Mobile technology has grown by leaps and bounds in the past few years alone, but one area still ripe for innovation is the battery. I’m a year into my current iPhone and already it won’t last a whole day of regular use. Thankfully, a group of scientists have developed an alternative fuel source that will never run out and is often readily available: urine.
In a short video set inside a lab complete with multiple requisite shots of open jars labelled “Human Urine,” the University of the West of England’s Dr. Loannis Leropoulos describes the process of turning human waste into enough power to charge a mobile phone.
“No one has harnessed power from urine to do this so it’s an exciting discovery,” he says, pointing to a series of fuel cells and tubes that pump in urine which is then broken down by specially-grown bacteria in a process that produces electrons. While the current model is large and likely costly, future versions could be portable and cost just over a dollar.
The possibilities are endless. Portable models could be carried around for a quick charge or brought along on road trips, while larger versions could be installed in bathrooms and used to power everything from mobile devices to electric razors. The biggest markets, however, could be in developing countries where electricity isn’t available.

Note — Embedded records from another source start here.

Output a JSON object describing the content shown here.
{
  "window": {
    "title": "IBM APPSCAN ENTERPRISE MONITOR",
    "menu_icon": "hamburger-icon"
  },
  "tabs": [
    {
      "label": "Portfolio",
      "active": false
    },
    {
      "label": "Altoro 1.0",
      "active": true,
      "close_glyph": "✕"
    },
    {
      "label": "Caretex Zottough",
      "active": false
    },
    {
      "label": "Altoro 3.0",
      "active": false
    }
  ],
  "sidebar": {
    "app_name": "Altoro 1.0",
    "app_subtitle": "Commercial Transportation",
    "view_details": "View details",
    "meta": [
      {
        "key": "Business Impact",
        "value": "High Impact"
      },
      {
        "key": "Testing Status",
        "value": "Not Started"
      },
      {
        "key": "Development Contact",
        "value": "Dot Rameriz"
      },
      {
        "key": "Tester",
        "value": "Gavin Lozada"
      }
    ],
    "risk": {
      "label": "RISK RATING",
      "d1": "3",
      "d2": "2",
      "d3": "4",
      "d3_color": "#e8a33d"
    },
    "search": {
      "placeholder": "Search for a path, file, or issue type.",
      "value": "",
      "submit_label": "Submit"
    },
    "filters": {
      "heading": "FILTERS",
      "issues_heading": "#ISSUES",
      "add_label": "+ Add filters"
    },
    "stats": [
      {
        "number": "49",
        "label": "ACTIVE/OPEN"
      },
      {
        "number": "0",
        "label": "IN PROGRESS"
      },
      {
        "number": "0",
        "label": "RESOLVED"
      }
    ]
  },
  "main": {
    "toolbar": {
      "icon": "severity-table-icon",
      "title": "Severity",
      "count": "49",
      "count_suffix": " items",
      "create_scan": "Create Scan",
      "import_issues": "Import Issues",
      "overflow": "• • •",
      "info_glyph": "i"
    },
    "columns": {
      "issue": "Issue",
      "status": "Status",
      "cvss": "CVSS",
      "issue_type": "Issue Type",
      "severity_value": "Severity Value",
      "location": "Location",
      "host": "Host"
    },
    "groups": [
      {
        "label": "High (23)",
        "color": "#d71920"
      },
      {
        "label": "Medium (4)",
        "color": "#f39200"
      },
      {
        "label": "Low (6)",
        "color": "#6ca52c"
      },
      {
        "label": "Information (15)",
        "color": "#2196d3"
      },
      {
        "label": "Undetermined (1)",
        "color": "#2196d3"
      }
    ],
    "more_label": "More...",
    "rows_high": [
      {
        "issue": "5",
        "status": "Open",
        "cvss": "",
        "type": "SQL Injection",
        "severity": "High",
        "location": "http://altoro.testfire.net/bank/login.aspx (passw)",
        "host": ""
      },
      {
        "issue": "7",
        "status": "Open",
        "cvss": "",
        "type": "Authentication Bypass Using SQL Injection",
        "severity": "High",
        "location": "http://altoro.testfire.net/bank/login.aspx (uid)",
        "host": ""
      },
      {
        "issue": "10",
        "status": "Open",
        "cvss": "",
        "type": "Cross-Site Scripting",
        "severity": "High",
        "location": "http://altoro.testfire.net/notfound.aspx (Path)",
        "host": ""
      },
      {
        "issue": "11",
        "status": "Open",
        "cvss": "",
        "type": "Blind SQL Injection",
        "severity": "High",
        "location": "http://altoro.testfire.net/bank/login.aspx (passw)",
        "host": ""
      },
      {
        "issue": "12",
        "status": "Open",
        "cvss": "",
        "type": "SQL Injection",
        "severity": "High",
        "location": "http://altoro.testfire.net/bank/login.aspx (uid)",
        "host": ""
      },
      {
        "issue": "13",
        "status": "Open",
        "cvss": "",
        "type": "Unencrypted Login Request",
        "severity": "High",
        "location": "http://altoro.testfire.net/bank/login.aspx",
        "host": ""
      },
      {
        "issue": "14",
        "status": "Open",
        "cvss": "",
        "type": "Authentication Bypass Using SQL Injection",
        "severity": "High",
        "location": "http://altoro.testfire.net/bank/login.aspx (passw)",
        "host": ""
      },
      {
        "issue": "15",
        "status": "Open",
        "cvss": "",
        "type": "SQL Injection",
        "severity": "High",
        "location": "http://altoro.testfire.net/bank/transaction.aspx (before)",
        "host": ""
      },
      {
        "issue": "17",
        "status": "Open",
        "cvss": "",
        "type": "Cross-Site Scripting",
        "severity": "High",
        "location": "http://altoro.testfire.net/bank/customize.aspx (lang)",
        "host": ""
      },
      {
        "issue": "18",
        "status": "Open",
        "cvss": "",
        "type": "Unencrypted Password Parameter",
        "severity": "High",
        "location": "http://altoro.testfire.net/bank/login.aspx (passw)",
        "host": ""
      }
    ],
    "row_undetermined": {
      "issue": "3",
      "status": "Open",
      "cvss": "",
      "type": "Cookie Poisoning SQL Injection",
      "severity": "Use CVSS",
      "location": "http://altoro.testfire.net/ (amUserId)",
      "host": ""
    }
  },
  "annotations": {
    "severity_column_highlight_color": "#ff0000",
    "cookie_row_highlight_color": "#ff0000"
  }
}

The research was also founded by the Gates Foundation with the hope that it could be used in those aforementioned areas with limited power grids. Forget solar and wind power, the answer to our global (and mobile) energy problems has been inside our bladders all along.